- [WORK TASK]: As you print the data below, keep every line exactly as it is and leave the images behind.

(Stored dataset items)
=== Section Start ===

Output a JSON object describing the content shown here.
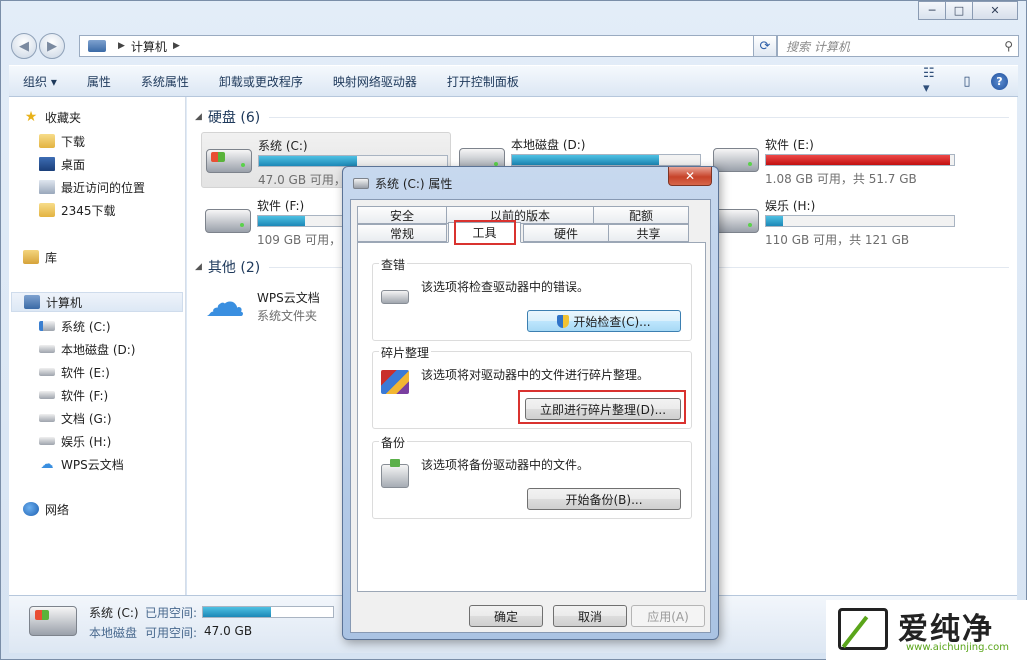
{
  "window": {
    "buttons": {
      "minimize": "─",
      "maximize": "□",
      "close": "✕"
    }
  },
  "address": {
    "path": "计算机",
    "search_placeholder": "搜索 计算机"
  },
  "toolbar": {
    "items": [
      "组织 ▾",
      "属性",
      "系统属性",
      "卸载或更改程序",
      "映射网络驱动器",
      "打开控制面板"
    ]
  },
  "nav": {
    "favorites": "收藏夹",
    "downloads": "下载",
    "desktop": "桌面",
    "recent": "最近访问的位置",
    "dl2345": "2345下载",
    "library": "库",
    "computer": "计算机",
    "drives": [
      "系统 (C:)",
      "本地磁盘 (D:)",
      "软件 (E:)",
      "软件 (F:)",
      "文档 (G:)",
      "娱乐 (H:)",
      "WPS云文档"
    ],
    "network": "网络"
  },
  "content": {
    "group_hdd": "硬盘 (6)",
    "group_other": "其他 (2)",
    "drives": [
      {
        "name": "系统 (C:)",
        "info": "47.0 GB 可用，",
        "used_fraction": 0.52
      },
      {
        "name": "本地磁盘 (D:)",
        "info": "",
        "used_fraction": 0.78
      },
      {
        "name": "软件 (E:)",
        "info": "1.08 GB 可用，共 51.7 GB",
        "used_fraction": 0.98
      },
      {
        "name": "软件 (F:)",
        "info": "109 GB 可用，",
        "used_fraction": 0.25
      },
      {
        "name": "娱乐 (H:)",
        "info": "110 GB 可用，共 121 GB",
        "used_fraction": 0.09
      }
    ],
    "wps": {
      "name": "WPS云文档",
      "sub": "系统文件夹"
    }
  },
  "details": {
    "name": "系统 (C:)",
    "used_label": "已用空间:",
    "type": "本地磁盘",
    "free_label": "可用空间:",
    "free_value": "47.0 GB",
    "used_fraction": 0.52
  },
  "dialog": {
    "title": "系统 (C:) 属性",
    "close": "✕",
    "tabs_top": [
      "安全",
      "以前的版本",
      "配额"
    ],
    "tabs_bottom": [
      "常规",
      "工具",
      "硬件",
      "共享"
    ],
    "active_tab": "工具",
    "check": {
      "title": "查错",
      "desc": "该选项将检查驱动器中的错误。",
      "button": "开始检查(C)..."
    },
    "defrag": {
      "title": "碎片整理",
      "desc": "该选项将对驱动器中的文件进行碎片整理。",
      "button": "立即进行碎片整理(D)..."
    },
    "backup": {
      "title": "备份",
      "desc": "该选项将备份驱动器中的文件。",
      "button": "开始备份(B)..."
    },
    "ok": "确定",
    "cancel": "取消",
    "apply": "应用(A)"
  },
  "watermark": {
    "text": "爱纯净",
    "url": "www.aichunjing.com"
  },
  "colors": {
    "highlight": "#d9322f",
    "bar_fill": "#1d88b7",
    "bar_full": "#c21010"
  }
}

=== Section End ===

- [WRITTEN REPLY]:
Output a JSON object describing the content shown here.
{
  "window": {
    "buttons": {
      "minimize": "─",
      "maximize": "□",
      "close": "✕"
    }
  },
  "address": {
    "path": "计算机",
    "search_placeholder": "搜索 计算机"
  },
  "toolbar": {
    "items": [
      "组织 ▾",
      "属性",
      "系统属性",
      "卸载或更改程序",
      "映射网络驱动器",
      "打开控制面板"
    ]
  },
  "nav": {
    "favorites": "收藏夹",
    "downloads": "下载",
    "desktop": "桌面",
    "recent": "最近访问的位置",
    "dl2345": "2345下载",
    "library": "库",
    "computer": "计算机",
    "drives": [
      "系统 (C:)",
      "本地磁盘 (D:)",
      "软件 (E:)",
      "软件 (F:)",
      "文档 (G:)",
      "娱乐 (H:)",
      "WPS云文档"
    ],
    "network": "网络"
  },
  "content": {
    "group_hdd": "硬盘 (6)",
    "group_other": "其他 (2)",
    "drives": [
      {
        "name": "系统 (C:)",
        "info": "47.0 GB 可用，",
        "used_fraction": 0.52
      },
      {
        "name": "本地磁盘 (D:)",
        "info": "",
        "used_fraction": 0.78
      },
      {
        "name": "软件 (E:)",
        "info": "1.08 GB 可用，共 51.7 GB",
        "used_fraction": 0.98
      },
      {
        "name": "软件 (F:)",
        "info": "109 GB 可用，",
        "used_fraction": 0.25
      },
      {
        "name": "娱乐 (H:)",
        "info": "110 GB 可用，共 121 GB",
        "used_fraction": 0.09
      }
    ],
    "wps": {
      "name": "WPS云文档",
      "sub": "系统文件夹"
    }
  },
  "details": {
    "name": "系统 (C:)",
    "used_label": "已用空间:",
    "type": "本地磁盘",
    "free_label": "可用空间:",
    "free_value": "47.0 GB",
    "used_fraction": 0.52
  },
  "dialog": {
    "title": "系统 (C:) 属性",
    "close": "✕",
    "tabs_top": [
      "安全",
      "以前的版本",
      "配额"
    ],
    "tabs_bottom": [
      "常规",
      "工具",
      "硬件",
      "共享"
    ],
    "active_tab": "工具",
    "check": {
      "title": "查错",
      "desc": "该选项将检查驱动器中的错误。",
      "button": "开始检查(C)..."
    },
    "defrag": {
      "title": "碎片整理",
      "desc": "该选项将对驱动器中的文件进行碎片整理。",
      "button": "立即进行碎片整理(D)..."
    },
    "backup": {
      "title": "备份",
      "desc": "该选项将备份驱动器中的文件。",
      "button": "开始备份(B)..."
    },
    "ok": "确定",
    "cancel": "取消",
    "apply": "应用(A)"
  },
  "watermark": {
    "text": "爱纯净",
    "url": "www.aichunjing.com"
  },
  "colors": {
    "highlight": "#d9322f",
    "bar_fill": "#1d88b7",
    "bar_full": "#c21010"
  }
}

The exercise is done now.